- What the exercise asks -
Repeat all of the records exactly, leaving out the pictures.

- The data -

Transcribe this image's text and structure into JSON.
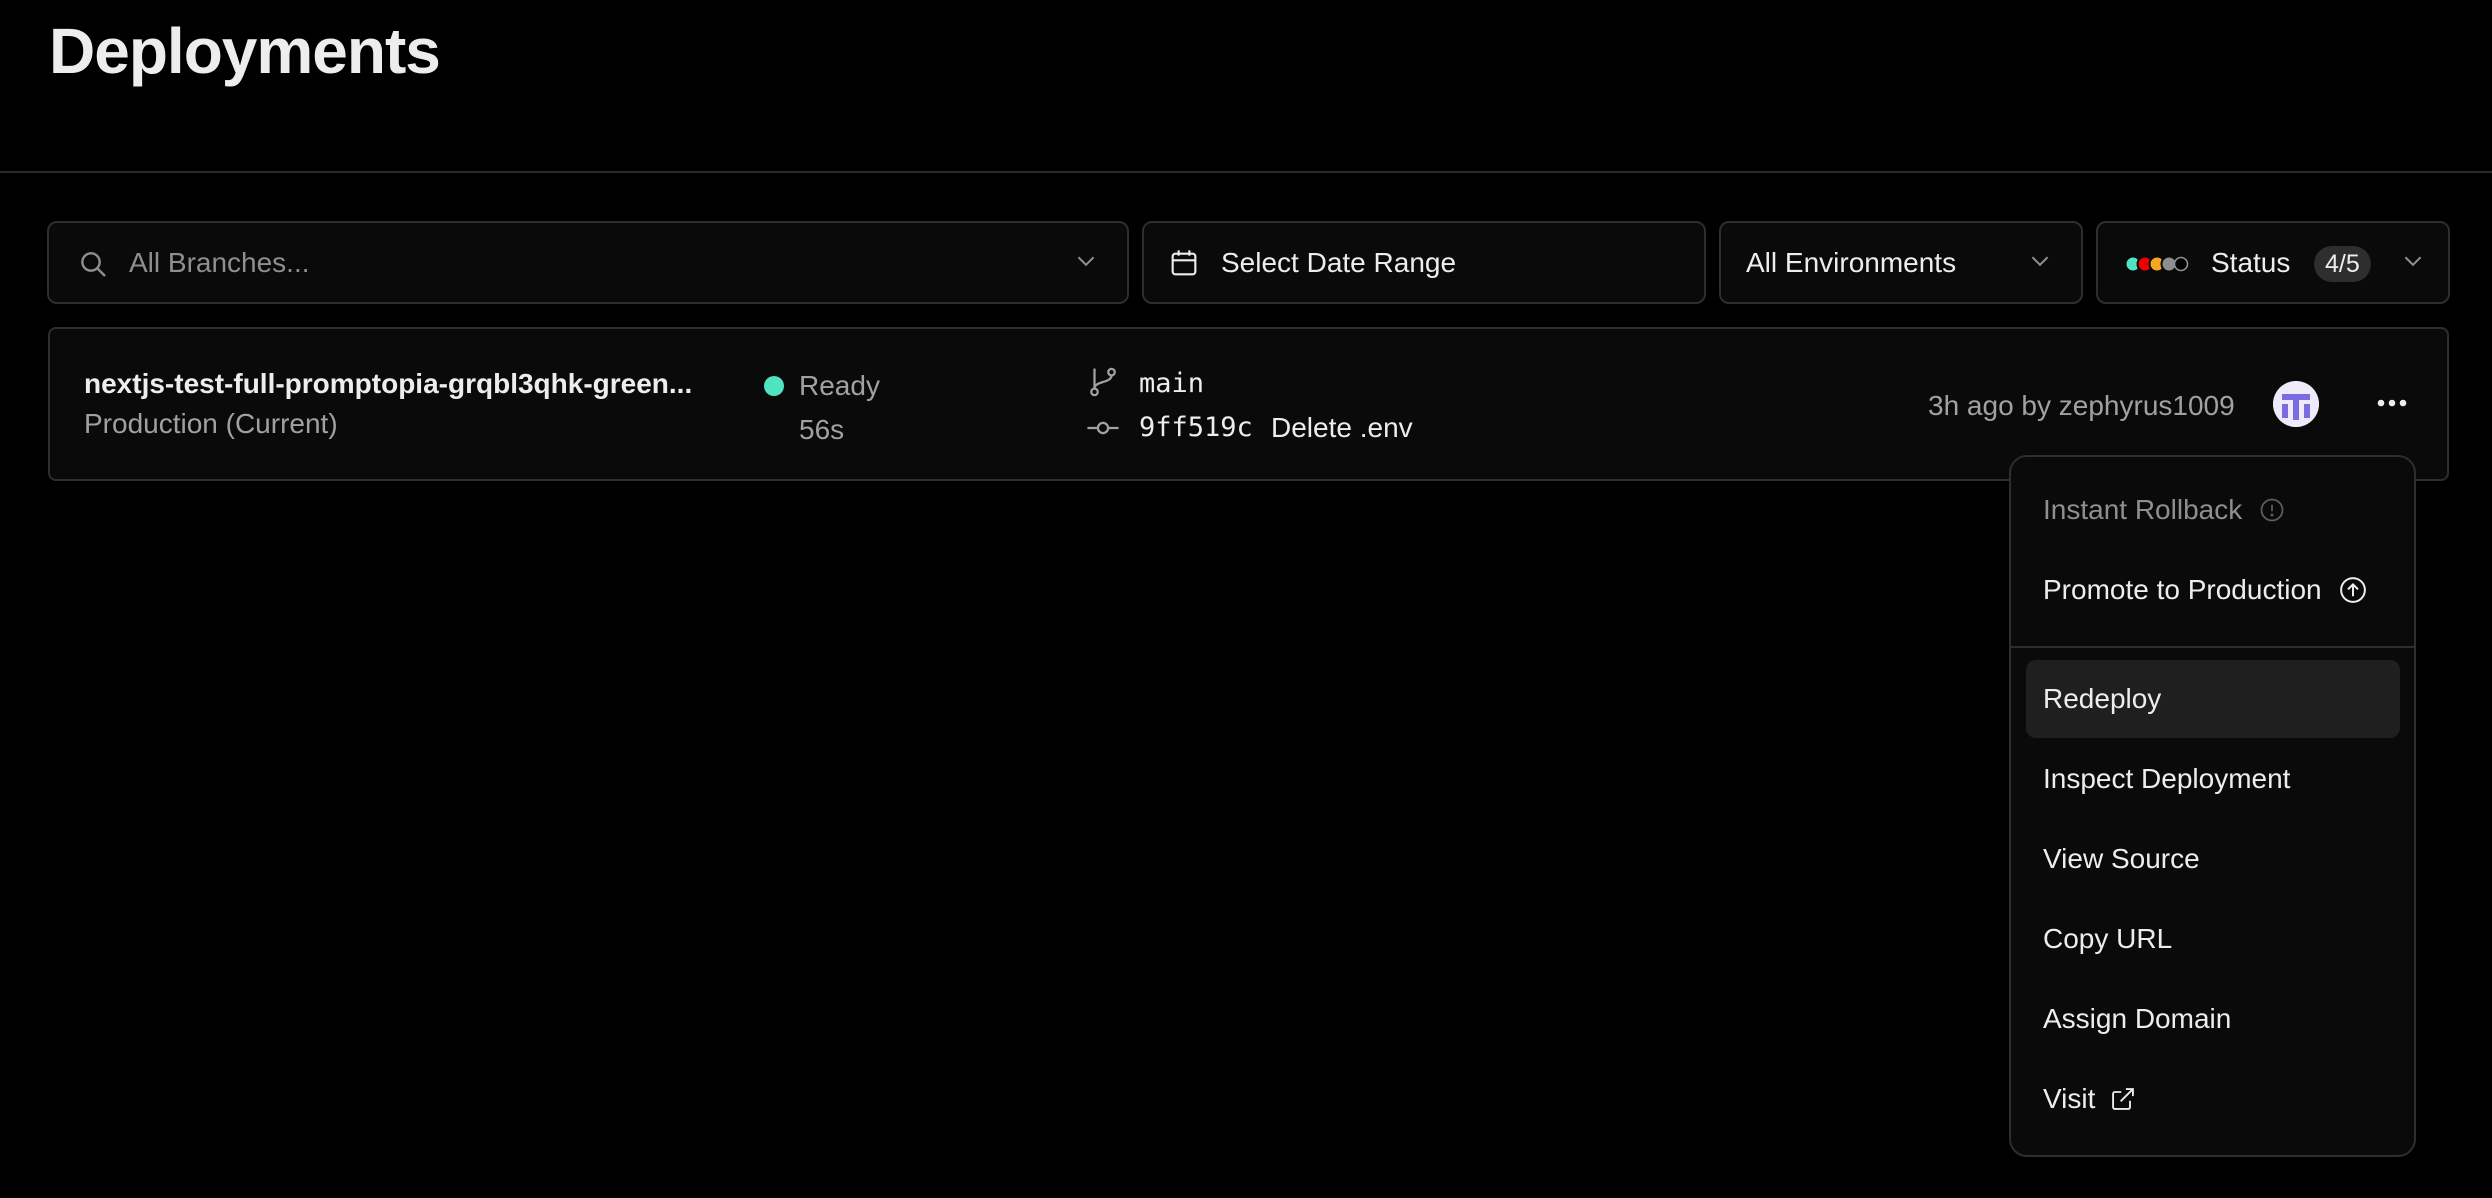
{
  "page": {
    "title": "Deployments"
  },
  "filters": {
    "branches_placeholder": "All Branches...",
    "date_range_label": "Select Date Range",
    "environments_label": "All Environments",
    "status_label": "Status",
    "status_count": "4/5",
    "status_dot_colors": [
      "#50e3c2",
      "#ee0000",
      "#f5a623",
      "#8f8f8f",
      "#000000"
    ]
  },
  "deployment": {
    "name": "nextjs-test-full-promptopia-grqbl3qhk-green...",
    "environment": "Production (Current)",
    "status": "Ready",
    "status_color": "#50e3c2",
    "duration": "56s",
    "branch": "main",
    "commit_hash": "9ff519c",
    "commit_message": "Delete .env",
    "meta": "3h ago by zephyrus1009"
  },
  "menu": {
    "items": [
      {
        "label": "Instant Rollback",
        "icon": "info-icon",
        "disabled": true
      },
      {
        "label": "Promote to Production",
        "icon": "arrow-up-circle-icon",
        "disabled": false
      },
      {
        "label": "Redeploy",
        "active": true
      },
      {
        "label": "Inspect Deployment"
      },
      {
        "label": "View Source"
      },
      {
        "label": "Copy URL"
      },
      {
        "label": "Assign Domain"
      },
      {
        "label": "Visit",
        "icon": "external-link-icon"
      }
    ]
  }
}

- Exercise result -
Transcribe this image's text and structure into JSON.
{
  "page": {
    "title": "Deployments"
  },
  "filters": {
    "branches_placeholder": "All Branches...",
    "date_range_label": "Select Date Range",
    "environments_label": "All Environments",
    "status_label": "Status",
    "status_count": "4/5",
    "status_dot_colors": [
      "#50e3c2",
      "#ee0000",
      "#f5a623",
      "#8f8f8f",
      "#000000"
    ]
  },
  "deployment": {
    "name": "nextjs-test-full-promptopia-grqbl3qhk-green...",
    "environment": "Production (Current)",
    "status": "Ready",
    "status_color": "#50e3c2",
    "duration": "56s",
    "branch": "main",
    "commit_hash": "9ff519c",
    "commit_message": "Delete .env",
    "meta": "3h ago by zephyrus1009"
  },
  "menu": {
    "items": [
      {
        "label": "Instant Rollback",
        "icon": "info-icon",
        "disabled": true
      },
      {
        "label": "Promote to Production",
        "icon": "arrow-up-circle-icon",
        "disabled": false
      },
      {
        "label": "Redeploy",
        "active": true
      },
      {
        "label": "Inspect Deployment"
      },
      {
        "label": "View Source"
      },
      {
        "label": "Copy URL"
      },
      {
        "label": "Assign Domain"
      },
      {
        "label": "Visit",
        "icon": "external-link-icon"
      }
    ]
  }
}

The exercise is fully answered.